Taniyama Junior High School had three days of tests and as such there were no classes for me to teach. So, rather than sitting idly in the office, I spent three days teaching elementary schools. I have never had more fun nor have I been more exhausted in my recent adult life. I do not know how elementary school teachers do that every day.  Many tiny hands touched my beard while I simultaneously had to shake others and say “nice to meet you.” At one point, a group of students were escorting me to their classroom and 4 boys surrounded me and kept repeating “bodyguard” over and over again. I played many a game of tag, and to communicate their desire for such a game, the students all scrambled for their English textbooks and pointed out the illustration with the caption “PLAY TAG,” only to then proceeded to pantomime a demonstration for me. Adorable.

Finding the  first elementary school on the first day was a bit difficult as I had never been there before.

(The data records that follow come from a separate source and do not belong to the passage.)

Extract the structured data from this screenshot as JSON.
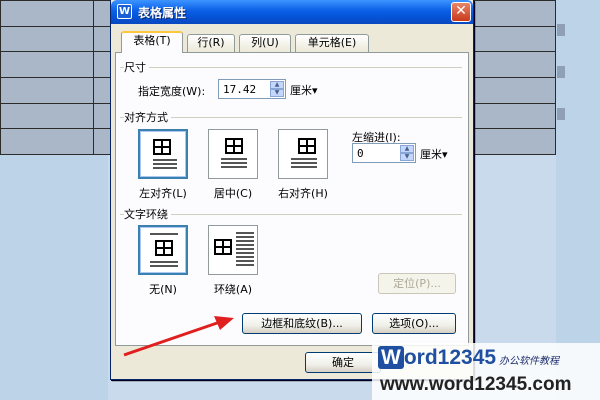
{
  "dialog": {
    "title": "表格属性",
    "app_logo": "W",
    "close_label": "✕"
  },
  "tabs": [
    {
      "label": "表格(T)"
    },
    {
      "label": "行(R)"
    },
    {
      "label": "列(U)"
    },
    {
      "label": "单元格(E)"
    }
  ],
  "size_group": {
    "title": "尺寸",
    "width_label": "指定宽度(W):",
    "width_value": "17.42",
    "unit": "厘米▾"
  },
  "align_group": {
    "title": "对齐方式",
    "options": [
      {
        "label": "左对齐(L)",
        "selected": true
      },
      {
        "label": "居中(C)",
        "selected": false
      },
      {
        "label": "右对齐(H)",
        "selected": false
      }
    ],
    "indent_label": "左缩进(I):",
    "indent_value": "0",
    "indent_unit": "厘米▾"
  },
  "wrap_group": {
    "title": "文字环绕",
    "options": [
      {
        "label": "无(N)",
        "selected": true
      },
      {
        "label": "环绕(A)",
        "selected": false
      }
    ],
    "position_button": "定位(P)..."
  },
  "buttons": {
    "borders": "边框和底纹(B)...",
    "options": "选项(O)...",
    "ok": "确定"
  },
  "watermark": {
    "logo_w": "W",
    "logo_rest": "ord12345",
    "tagline": "办公软件教程",
    "url": "www.word12345.com"
  },
  "colors": {
    "title_bar": "#0a5fe6",
    "dialog_bg": "#ece9d8",
    "arrow": "#e02020"
  }
}
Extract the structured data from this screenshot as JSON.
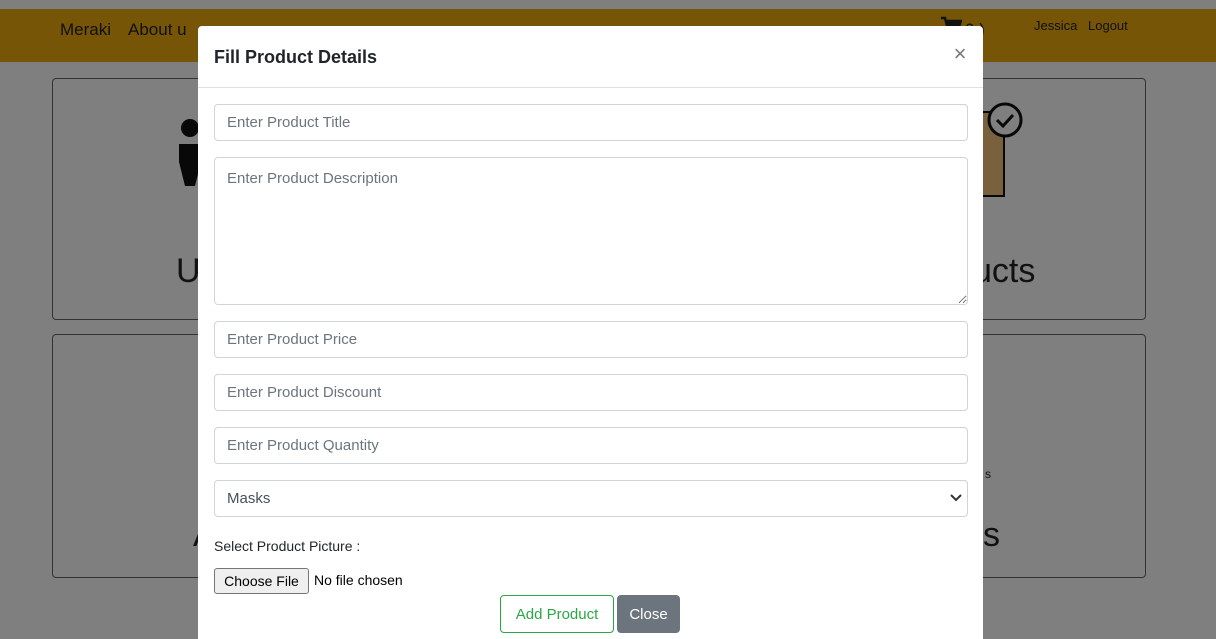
{
  "navbar": {
    "brand": "Meraki",
    "about": "About u",
    "cart_count": "0 )",
    "user": "Jessica",
    "logout": "Logout",
    "color": "#edaa0c"
  },
  "cards": {
    "card1_left_heading": "U",
    "card1_right_heading": "ucts",
    "card2_left_heading": "A",
    "card2_right_heading": "s",
    "card2_right_sub": "s"
  },
  "modal": {
    "title": "Fill Product Details",
    "close_symbol": "×",
    "title_placeholder": "Enter Product Title",
    "description_placeholder": "Enter Product Description",
    "price_placeholder": "Enter Product Price",
    "discount_placeholder": "Enter Product Discount",
    "quantity_placeholder": "Enter Product Quantity",
    "category_selected": "Masks",
    "picture_label": "Select Product Picture :",
    "file_button": "Choose File",
    "file_status": "No file chosen",
    "add_button": "Add Product",
    "close_button": "Close",
    "accent_green": "#28a745",
    "secondary_gray": "#6c757d"
  }
}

However, as I wandered around, I ran into some of my Junior High School students. They proceeded to escort me to school. You could see the sense of pride wafting off of them as the younger students watched. One elementary school is down the road from Wada JHS and now when I pass by the students on my way to the bus, I feel like a mini-celebrity.

Tamiko-san and I had a very pleasant walk around Yoshino Park. Her grandmotherly instincts were in full form as she had packed snacks and took many pictures of me next to things to send to Azumi back in Boston. We ate an incredible homemade lunch while she tried to explain the premise of a Japanese TV show we were watching. She had found an old guitar in her house and asked me to play for her. So there I was, me and my grandma-friend, sitting and drinking coffee, having a small concert.

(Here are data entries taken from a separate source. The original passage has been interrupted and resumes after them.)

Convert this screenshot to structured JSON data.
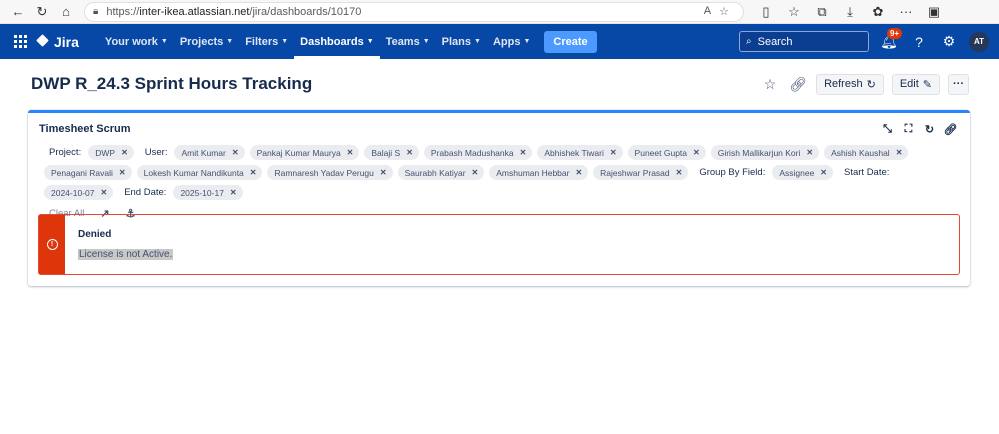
{
  "browser": {
    "url_prefix": "https://",
    "url_host": "inter-ikea.atlassian.net",
    "url_path": "/jira/dashboards/10170"
  },
  "nav": {
    "logo": "Jira",
    "items": [
      "Your work",
      "Projects",
      "Filters",
      "Dashboards",
      "Teams",
      "Plans",
      "Apps"
    ],
    "active": "Dashboards",
    "create": "Create",
    "search_placeholder": "Search",
    "notifications_badge": "9+",
    "avatar_initials": "AT"
  },
  "page": {
    "title": "DWP R_24.3 Sprint Hours Tracking",
    "refresh_label": "Refresh",
    "edit_label": "Edit",
    "more_label": "···"
  },
  "gadget": {
    "title": "Timesheet Scrum",
    "project_label": "Project:",
    "project_chips": [
      "DWP"
    ],
    "user_label": "User:",
    "user_chips_row1": [
      "Amit Kumar",
      "Pankaj Kumar Maurya",
      "Balaji S",
      "Prabash Madushanka",
      "Abhishek Tiwari",
      "Puneet Gupta",
      "Girish Mallikarjun Kori",
      "Ashish Kaushal",
      "Penagani Ravali"
    ],
    "user_chips_row2": [
      "Lokesh Kumar Nandikunta",
      "Ramnaresh Yadav Perugu",
      "Saurabh Katiyar",
      "Amshuman Hebbar",
      "Rajeshwar Prasad"
    ],
    "group_label": "Group By Field:",
    "group_chip": "Assignee",
    "start_label": "Start Date:",
    "start_chip": "2024-10-07",
    "end_label": "End Date:",
    "end_chip": "2025-10-17",
    "clear_all": "Clear All",
    "error_title": "Denied",
    "error_message": "License is not Active."
  },
  "colors": {
    "nav_bg": "#0747a6",
    "create_bg": "#4c9aff",
    "error": "#de350b",
    "gadget_accent": "#2684ff"
  }
}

She had also made some of the most incredible ginger cookies I have ever eaten. Ginger, black-tea, and nutmeg were the only ingredients she could communicate to me, but there was something unimaginably good about them.

I went to my first concert here in Japan. It was for a singer-songwriter named Ichiko Aoba. Her music is very gentle and dreamy. The show was held at a small gallery near the water. When I walked in, I could sense many people thinking, “how does he even know about this?” I drank a glass of red wine which was included with the ticket price, sat down in the dimly lit room, and feel into the soft and beautiful sounds of the music. It was an incredibly blissful end to a long week.

Continuing with my “firsts,’ I finally traveled to Sakurajima, the volcano (near which I live) To get there is about a 15 minute ferry ride from the city. I met up with Eiji and we brought our bikes along. We spent the day exploring around and even happened to run into the bar tender from the previously mentioned bar. Eiji happens to be friends with the manager of the lava processing factory (yes, that is a real thing that exists) and we got to see some lamps he was making. Literal lava lamps, though these were only lava in so far as their material, not their groovy internal motions. As we rode on, ash began to fall like snow. It was calm and beautiful, but absolute hell on the eyes. We stopped at a beach and dug a small hole. The moment you hit water, you remember you are on an active volcano. The water was hot, not warm, but hot. Many people make natural foot-baths and take a soak. However, the ash prevented us from wanting to sit and relax. We toured around many of the terraced farms on the island and eventually returned to the port. The ferry ride home consisted of udon noodles and watching sumo wrestling on the TV.

Things continue to be delightful as I continue to settle in. In fact, it feels a bit strange to think that I arrived here in August. I still have these profound moments of “whoa, I am in Japan,” which serve as a nice counterpoint to the comfort I now feel. To update with every pleasant little detail from my days would wear my fingers to the bone. Working with the students is an endless supply of hilarity and heartfelt moments of human connection. Having now deepened some close connections as well as finding warm and open outlets for my interests in nature and music, I feel welcomed and myself. Life remains new.